  • Handling: Handle the watermelon gently to avoid bruising. Watermelons do not continue to ripen significantly after they are harvested, so it’s best to use them within a week of harvesting for optimal freshness and taste.

By following these guidelines, you can pick your watermelons when they are perfectly ripe, ensuring the sweetest and most refreshing taste. Enjoy the fruits of your labor by slicing up your home-grown watermelon for a delicious treat on a warm day.


How Long Does It Take for Watermelon Seeds to Germinate?

Watermelon seeds typically take about 7 to 10 days to germinate under ideal conditions. This can vary depending on the soil temperature, which should be between 70°F and 95°F (21°C to 35°C). Ensuring the soil is consistently moist and using a cover to keep the soil warm can help speed up germination.

How Much Space Do Watermelon Plants Need?

Watermelon plants require a lot of space to spread out as their vines can grow quite lengthy. Each plant should have about 20 square feet of space. This spacing prevents the plants from competing for light, water, and nutrients, which is crucial for their health and fruit production.

Can I Grow Watermelons in Containers?

Yes, you can grow watermelons in containers, especially smaller or bush varieties that don’t spread as widely. Choose a large container that can accommodate the plant’s root system and ensure it has good drainage. Keep in mind that container-grown watermelons may require more frequent watering and feeding compared to those grown in the ground.

What Are the Best Companion Plants for Watermelons?

Good companion plants for watermelons include marigolds, nasturtiums, and oregano, which help repel pests. Other beneficial companions are radishes, which can serve as a trap crop for pests, and legumes like peas or beans, which fix nitrogen in the soil and improve soil fertility.

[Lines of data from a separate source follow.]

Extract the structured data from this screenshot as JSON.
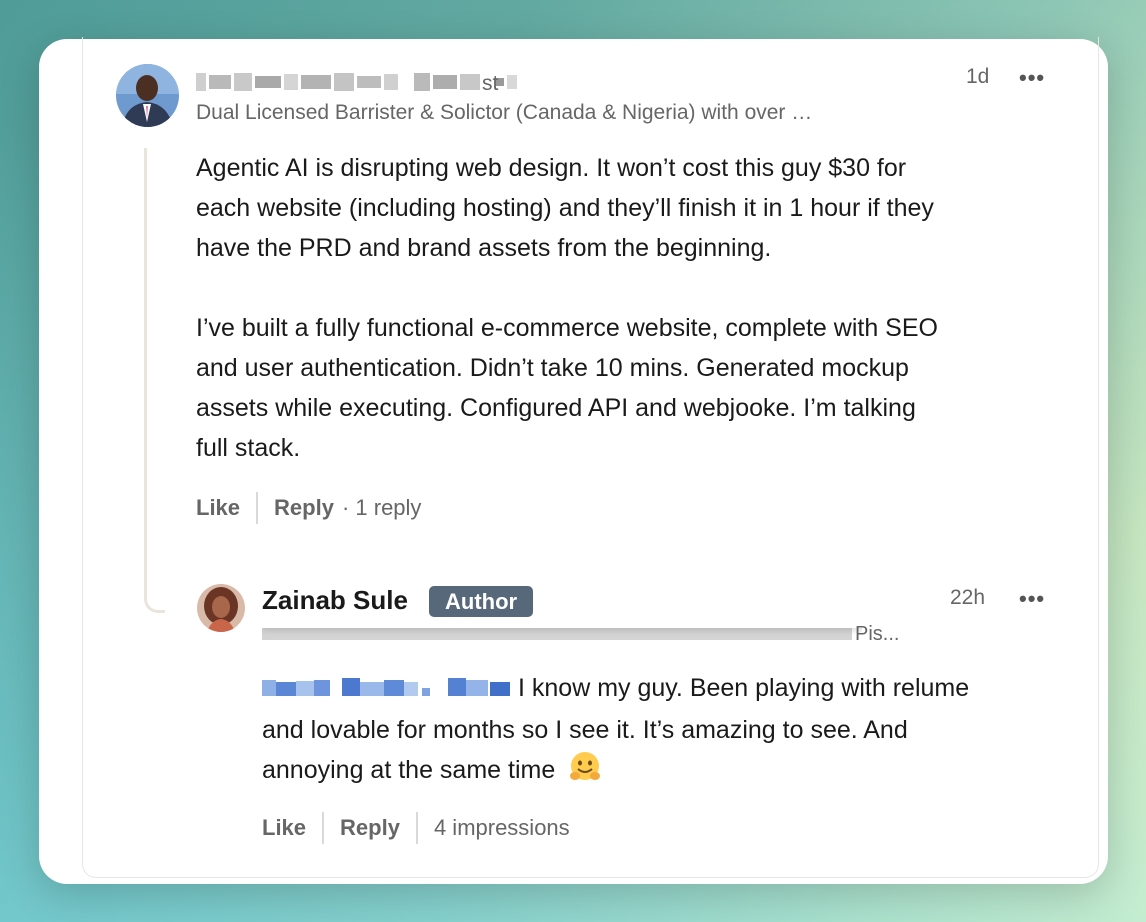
{
  "colors": {
    "accent_badge": "#56687a",
    "text": "#1a1a1a",
    "muted": "#666666",
    "mention": "#3a6fc4"
  },
  "comment": {
    "author_suffix": "st",
    "headline": "Dual Licensed Barrister & Solictor (Canada & Nigeria) with over …",
    "time": "1d",
    "more": "•••",
    "body_p1": "Agentic AI is disrupting web design. It won’t cost this guy $30 for\neach website (including hosting) and they’ll finish it in 1 hour if they\nhave the PRD and brand assets from the beginning.",
    "body_p2": "I’ve built a fully functional e-commerce website, complete with SEO\nand user authentication. Didn’t take 10 mins. Generated mockup\nassets while executing. Configured API and webjooke. I’m talking\nfull stack.",
    "like": "Like",
    "reply": "Reply",
    "reply_count": "· 1 reply"
  },
  "reply": {
    "author": "Zainab Sule",
    "badge": "Author",
    "headline_tail": "Pis...",
    "time": "22h",
    "more": "•••",
    "text_line1": "I know my guy. Been playing with relume",
    "text_line2": "and lovable for months so I see it. It’s amazing to see. And",
    "text_line3": "annoying at the same time",
    "emoji": "hugging-face-icon",
    "like": "Like",
    "reply": "Reply",
    "impressions": "4 impressions"
  }
}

How Do I Prevent Pests From Damaging My Watermelon Plants?

To prevent pests from damaging watermelon plants, keep your garden clean and free of debris where pests can breed. Use row covers to protect the plants during the early stages of growth. Applying insecticidal soap or neem oil can effectively control mild infestations without harming beneficial insects.

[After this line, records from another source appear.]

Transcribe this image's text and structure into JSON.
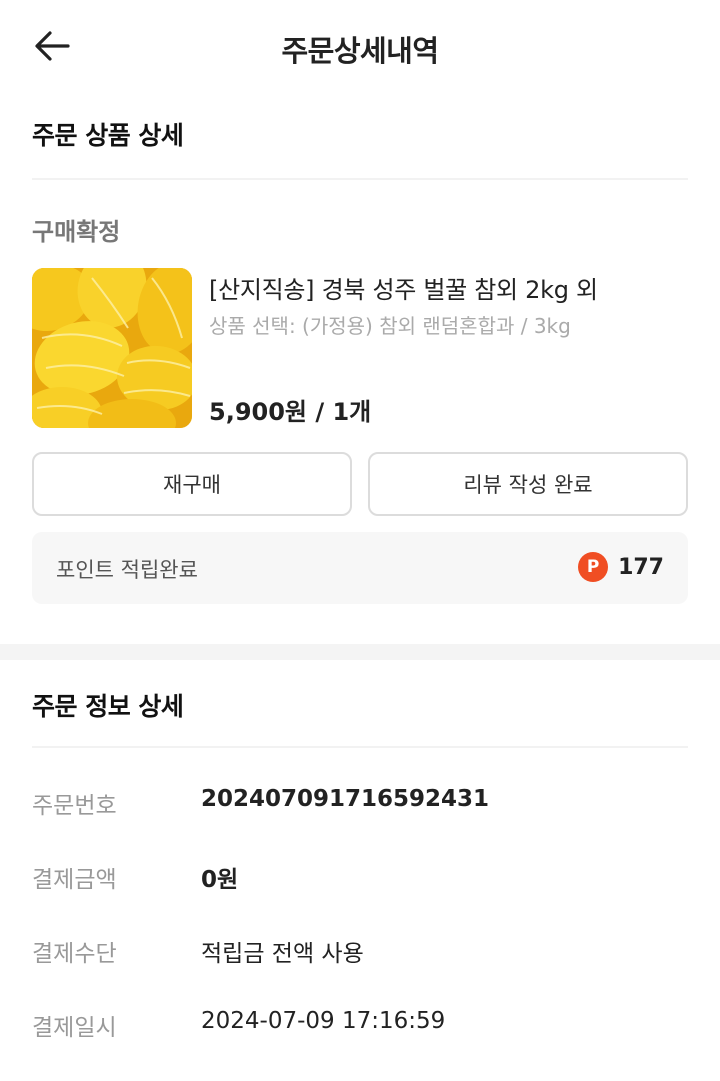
{
  "header": {
    "title": "주문상세내역",
    "back_icon": "arrow-left-icon"
  },
  "order_items": {
    "section_title": "주문 상품 상세",
    "status": "구매확정",
    "product": {
      "image": "yellow-melon-photo",
      "name": "[산지직송] 경북 성주 벌꿀 참외 2kg 외",
      "option": "상품 선택: (가정용) 참외 랜덤혼합과 / 3kg",
      "price": "5,900원 / 1개"
    },
    "buttons": {
      "rebuy": "재구매",
      "review": "리뷰 작성 완료"
    },
    "points": {
      "label": "포인트 적립완료",
      "icon_letter": "P",
      "value": "177"
    }
  },
  "order_info": {
    "section_title": "주문 정보 상세",
    "rows": [
      {
        "label": "주문번호",
        "value": "20240709171659​2431"
      },
      {
        "label": "결제금액",
        "value": "0원"
      },
      {
        "label": "결제수단",
        "value": "적립금 전액 사용"
      },
      {
        "label": "결제일시",
        "value": "2024-07-09 17:16:59"
      }
    ]
  },
  "colors": {
    "point_badge": "#f04e23",
    "melon_yellow": "#f3c21c"
  }
}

Do Watermelon Plants Need a Lot of Sun?

Watermelon plants require full sun, meaning at least six to eight hours of direct sunlight per day, to grow properly and produce sweet fruits. The ample sunlight helps the plants produce the sugars needed for flavorful watermelons.

When Is the Best Time to Water Watermelon Plants?

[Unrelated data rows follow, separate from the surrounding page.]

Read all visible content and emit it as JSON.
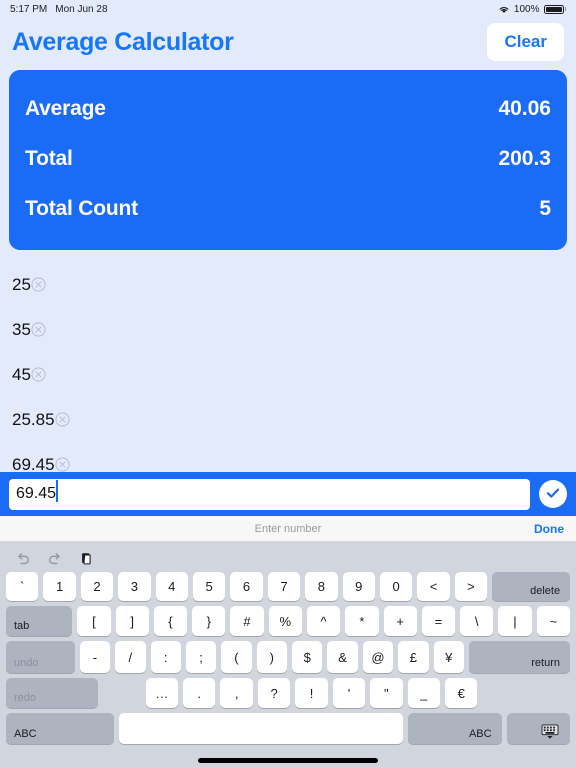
{
  "statusbar": {
    "time": "5:17 PM",
    "date": "Mon Jun 28",
    "battery_percent": "100%",
    "wifi_icon": "wifi-icon",
    "battery_icon": "battery-icon"
  },
  "header": {
    "title": "Average Calculator",
    "clear_label": "Clear",
    "accent_color": "#1677f8"
  },
  "summary": {
    "card_color": "#1a6bf5",
    "rows": [
      {
        "label": "Average",
        "value": "40.06"
      },
      {
        "label": "Total",
        "value": "200.3"
      },
      {
        "label": "Total Count",
        "value": "5"
      }
    ]
  },
  "list": {
    "items": [
      {
        "value": "25",
        "delete_icon": "circle-x-icon"
      },
      {
        "value": "35",
        "delete_icon": "circle-x-icon"
      },
      {
        "value": "45",
        "delete_icon": "circle-x-icon"
      },
      {
        "value": "25.85",
        "delete_icon": "circle-x-icon"
      },
      {
        "value": "69.45",
        "delete_icon": "circle-x-icon"
      }
    ]
  },
  "input": {
    "value": "69.45",
    "placeholder": "",
    "confirm_icon": "check-circle-icon"
  },
  "accessory": {
    "placeholder": "Enter number",
    "done_label": "Done"
  },
  "keyboard": {
    "toolbar": [
      {
        "name": "undo-icon",
        "state": "disabled"
      },
      {
        "name": "redo-icon",
        "state": "disabled"
      },
      {
        "name": "paste-icon",
        "state": "enabled"
      }
    ],
    "rows": [
      {
        "keys": [
          {
            "label": "`",
            "type": "normal"
          },
          {
            "label": "1",
            "type": "normal"
          },
          {
            "label": "2",
            "type": "normal"
          },
          {
            "label": "3",
            "type": "normal"
          },
          {
            "label": "4",
            "type": "normal"
          },
          {
            "label": "5",
            "type": "normal"
          },
          {
            "label": "6",
            "type": "normal"
          },
          {
            "label": "7",
            "type": "normal"
          },
          {
            "label": "8",
            "type": "normal"
          },
          {
            "label": "9",
            "type": "normal"
          },
          {
            "label": "0",
            "type": "normal"
          },
          {
            "label": "<",
            "type": "normal"
          },
          {
            "label": ">",
            "type": "normal"
          },
          {
            "label": "delete",
            "type": "mod-br",
            "flex": 2.1
          }
        ]
      },
      {
        "keys": [
          {
            "label": "tab",
            "type": "mod-bl",
            "flex": 1.75
          },
          {
            "label": "[",
            "type": "normal"
          },
          {
            "label": "]",
            "type": "normal"
          },
          {
            "label": "{",
            "type": "normal"
          },
          {
            "label": "}",
            "type": "normal"
          },
          {
            "label": "#",
            "type": "normal"
          },
          {
            "label": "%",
            "type": "normal"
          },
          {
            "label": "^",
            "type": "normal"
          },
          {
            "label": "*",
            "type": "normal"
          },
          {
            "label": "+",
            "type": "normal"
          },
          {
            "label": "=",
            "type": "normal"
          },
          {
            "label": "\\",
            "type": "normal"
          },
          {
            "label": "|",
            "type": "normal"
          },
          {
            "label": "~",
            "type": "normal"
          }
        ]
      },
      {
        "keys": [
          {
            "label": "undo",
            "type": "mod-bl-dim",
            "flex": 2.0
          },
          {
            "label": "-",
            "type": "normal"
          },
          {
            "label": "/",
            "type": "normal"
          },
          {
            "label": ":",
            "type": "normal"
          },
          {
            "label": ";",
            "type": "normal"
          },
          {
            "label": "(",
            "type": "normal"
          },
          {
            "label": ")",
            "type": "normal"
          },
          {
            "label": "$",
            "type": "normal"
          },
          {
            "label": "&",
            "type": "normal"
          },
          {
            "label": "@",
            "type": "normal"
          },
          {
            "label": "£",
            "type": "normal"
          },
          {
            "label": "¥",
            "type": "normal"
          },
          {
            "label": "return",
            "type": "mod-br",
            "flex": 3.0
          }
        ]
      },
      {
        "keys": [
          {
            "label": "redo",
            "type": "mod-bl-dim",
            "flex": 2.6
          },
          {
            "label": "",
            "type": "spacer",
            "flex": 1.15
          },
          {
            "label": "…",
            "type": "normal"
          },
          {
            "label": ".",
            "type": "normal"
          },
          {
            "label": ",",
            "type": "normal"
          },
          {
            "label": "?",
            "type": "normal"
          },
          {
            "label": "!",
            "type": "normal"
          },
          {
            "label": "'",
            "type": "normal"
          },
          {
            "label": "\"",
            "type": "normal"
          },
          {
            "label": "_",
            "type": "normal"
          },
          {
            "label": "€",
            "type": "normal"
          },
          {
            "label": "",
            "type": "spacer",
            "flex": 2.7
          }
        ]
      },
      {
        "keys": [
          {
            "label": "ABC",
            "type": "mod-bl",
            "flex": 3.0
          },
          {
            "label": "",
            "type": "space",
            "flex": 8.5
          },
          {
            "label": "ABC",
            "type": "mod-br",
            "flex": 2.5
          },
          {
            "label": "keyboard-dismiss-icon",
            "type": "mod-dismiss",
            "flex": 1.6
          }
        ]
      }
    ]
  }
}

The best time to water watermelon plants is early in the morning, which allows the water to soak deeply into the soil and the foliage to dry before evening. This reduces the risk of fungal diseases, which can thrive in cooler, moist conditions. Water deeply and infrequently to encourage strong root growth.


Congratulations on reaching the end of your watermelon-growing journey! By following the steps outlined in this guide, you’ve learned how to choose the right seeds, prepare the soil, plant and care for your watermelon plants, troubleshoot common issues, and finally, harvest your delicious watermelons.

Growing watermelons from seed can be a fun and rewarding experience. Not only do you get to enjoy fresh, juicy fruits right from your garden, but you also gain valuable gardening skills along the way. Remember, each growing season is an opportunity to learn and improve.

We encourage you to try growing different varieties of watermelons and maybe even experiment with other garden fruits. Gardening is a lifelong journey full of discovery and enjoyment. Keep nurturing your green thumb, and enjoy all the tasty rewards that come with it!

Hi, I’m John.

John grew up on a farm where his family raised chickens, goats, rabbits, and grew a huge garden. John has a family of his own and gardens to know where his food comes from. Learn more..